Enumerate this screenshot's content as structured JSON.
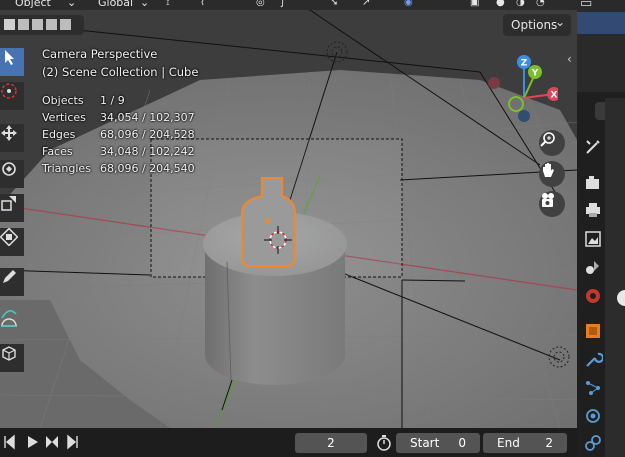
{
  "header": {
    "object_menu": "Object",
    "transform_orientation": "Global",
    "options_label": "Options"
  },
  "overlay": {
    "view_name": "Camera Perspective",
    "collection_info": "(2) Scene Collection | Cube"
  },
  "stats": [
    {
      "label": "Objects",
      "value": "1 / 9"
    },
    {
      "label": "Vertices",
      "value": "34,054 / 102,307"
    },
    {
      "label": "Edges",
      "value": "68,096 / 204,528"
    },
    {
      "label": "Faces",
      "value": "34,048 / 102,242"
    },
    {
      "label": "Triangles",
      "value": "68,096 / 204,540"
    }
  ],
  "gizmo": {
    "x": "X",
    "y": "Y",
    "z": "Z"
  },
  "timeline": {
    "current_frame": "2",
    "start_label": "Start",
    "start_value": "0",
    "end_label": "End",
    "end_value": "2"
  },
  "colors": {
    "accent": "#4772b3",
    "selection_outline": "#f0892c",
    "axis_x": "#e1455a",
    "axis_y": "#7ac02a",
    "axis_z": "#3a8fe4"
  }
}
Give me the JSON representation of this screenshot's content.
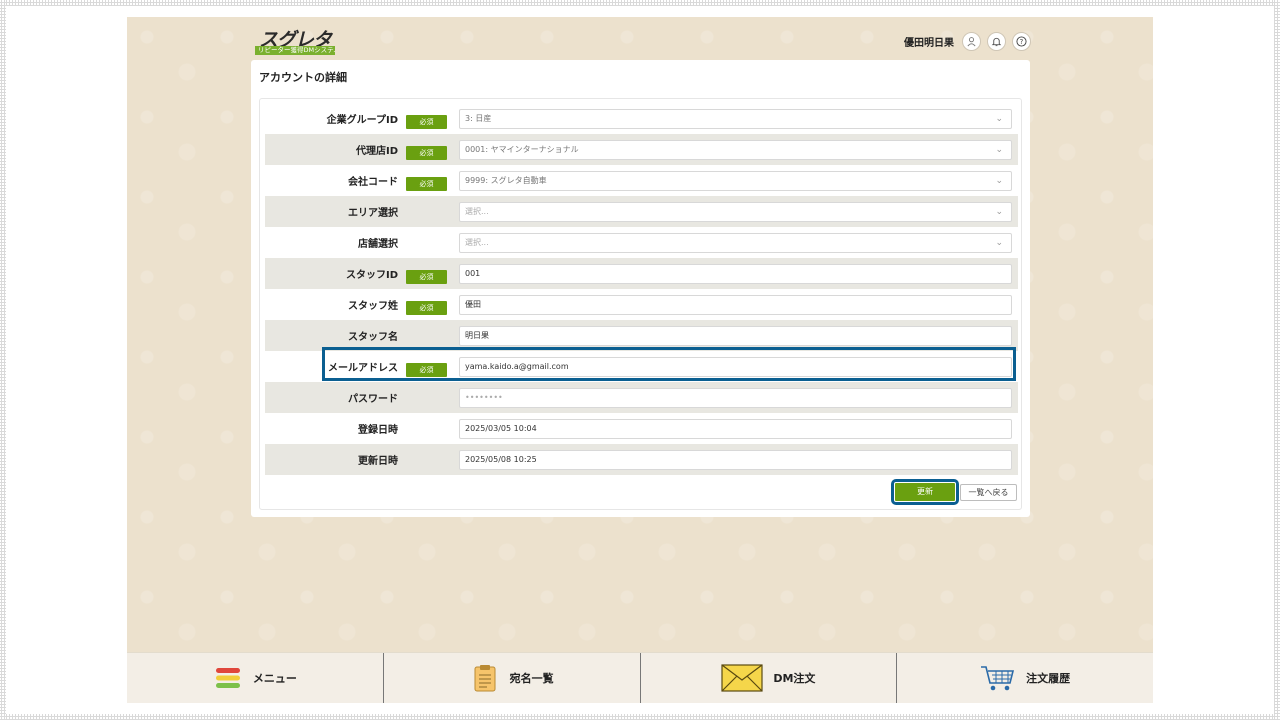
{
  "header": {
    "logo_main": "スグレタ",
    "logo_sub": "リピーター獲得DMシステム",
    "user_name": "優田明日果"
  },
  "card": {
    "title": "アカウントの詳細"
  },
  "form": {
    "required_label": "必須",
    "rows": [
      {
        "label": "企業グループID",
        "value": "3: 日産",
        "required": true
      },
      {
        "label": "代理店ID",
        "value": "0001: ヤマインターナショナル",
        "required": true
      },
      {
        "label": "会社コード",
        "value": "9999: スグレタ自動車",
        "required": true
      },
      {
        "label": "エリア選択",
        "placeholder": "選択...",
        "required": false
      },
      {
        "label": "店舗選択",
        "placeholder": "選択...",
        "required": false
      },
      {
        "label": "スタッフID",
        "value": "001",
        "required": true
      },
      {
        "label": "スタッフ姓",
        "value": "優田",
        "required": true
      },
      {
        "label": "スタッフ名",
        "value": "明日果",
        "required": false
      },
      {
        "label": "メールアドレス",
        "value": "yama.kaido.a@gmail.com",
        "required": true
      },
      {
        "label": "パスワード",
        "value": "••••••••",
        "required": false
      },
      {
        "label": "登録日時",
        "value": "2025/03/05 10:04",
        "required": false
      },
      {
        "label": "更新日時",
        "value": "2025/05/08 10:25",
        "required": false
      }
    ],
    "update_button": "更新",
    "back_button": "一覧へ戻る"
  },
  "nav": {
    "items": [
      {
        "label": "メニュー"
      },
      {
        "label": "宛名一覧"
      },
      {
        "label": "DM注文"
      },
      {
        "label": "注文履歴"
      }
    ]
  },
  "colors": {
    "accent_green": "#6aa010",
    "highlight_blue": "#0b5f91",
    "background": "#ece1cd"
  }
}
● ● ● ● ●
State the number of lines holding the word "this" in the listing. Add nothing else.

*Exercise output:* 2